If it's loaded from an image then you probably don't need flood fill, if you can access the palette table of the image to change colors and carry the change into the new representation of the image. If you are drawing the image programmatically then you probably do need flood fill and it's often trivial to do.
If you could use vector images like SVG images this is trivial because you'd just change the inner color. For a raster image like PNG or others, if you have some way to know which bytes are the (transparent) edges, the bytes that are the black border, and the bytes which are the inside, if the image format points to a palette table, then it's trivial, one color is transparent, one color is the border, the third is the inside. Then you just change the palette value for the inside to a different color.
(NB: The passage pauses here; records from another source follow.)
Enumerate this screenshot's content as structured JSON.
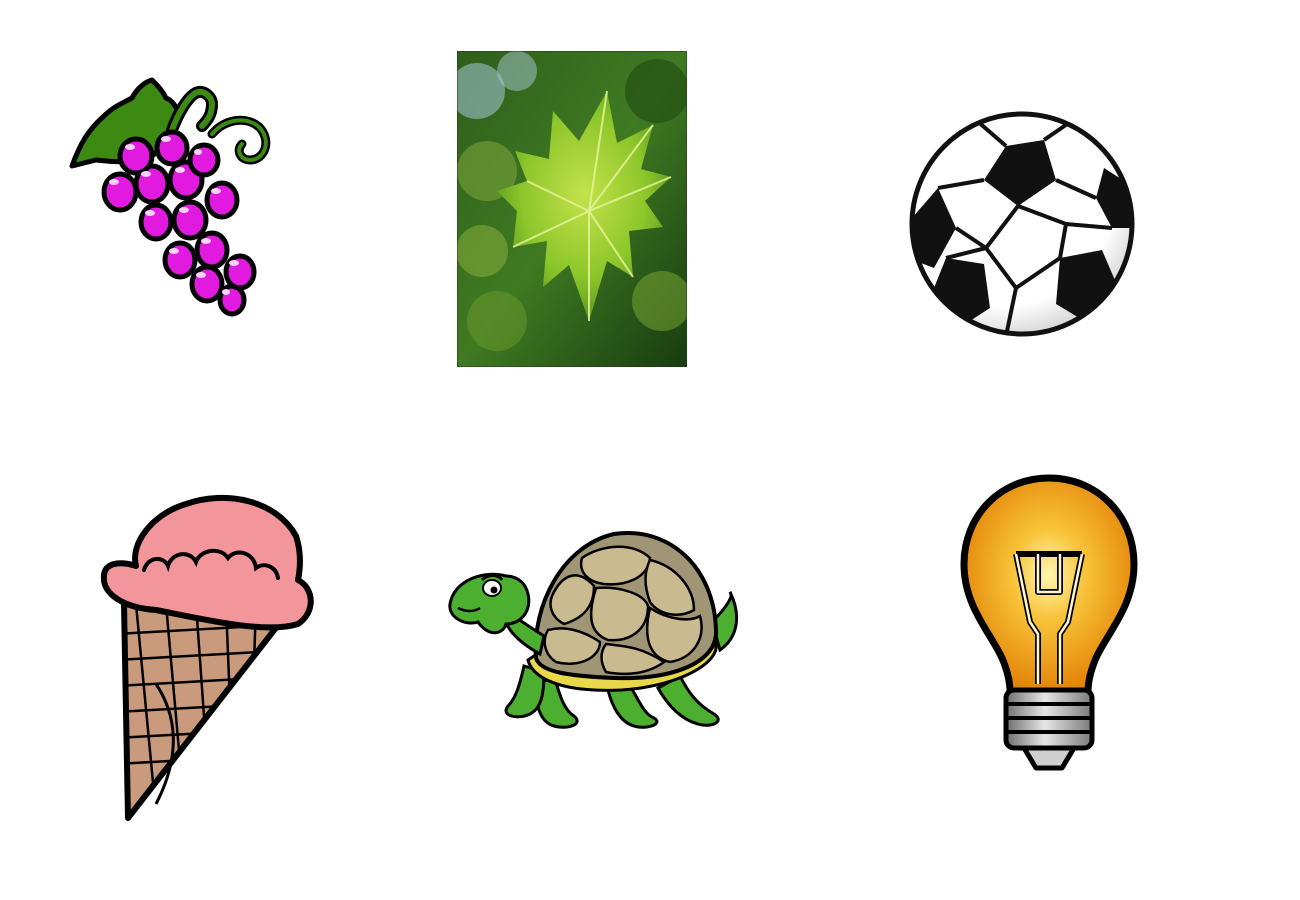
{
  "images": [
    {
      "icon": "grapes-icon",
      "kind": "clipart"
    },
    {
      "icon": "leaf-photo",
      "kind": "photo"
    },
    {
      "icon": "soccer-ball-icon",
      "kind": "clipart"
    },
    {
      "icon": "ice-cream-cone-icon",
      "kind": "clipart"
    },
    {
      "icon": "turtle-icon",
      "kind": "clipart"
    },
    {
      "icon": "light-bulb-icon",
      "kind": "clipart"
    }
  ],
  "colors": {
    "background": "#ffffff",
    "grape": "#e21ae0",
    "grape_leaf": "#3c8a12",
    "leaf_photo_bright": "#9fd12c",
    "leaf_photo_dark": "#1f4a12",
    "ball_dark": "#111111",
    "ice_cream_scoop": "#f2969c",
    "cone": "#c99a7c",
    "turtle_skin": "#4caf2f",
    "turtle_shell": "#a09675",
    "bulb_glow": "#f3a410",
    "bulb_base": "#9c9c9c"
  }
}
I think GIF images do this, the colors in an image point to a palette table of the 255 colors plus transparent so if you change the value of the color in the palette, anything referencing it is automatically changed. So if your puzzle has 40 parts, each part's interior is one palette pointer, then just change that one palette entry from white to the new color.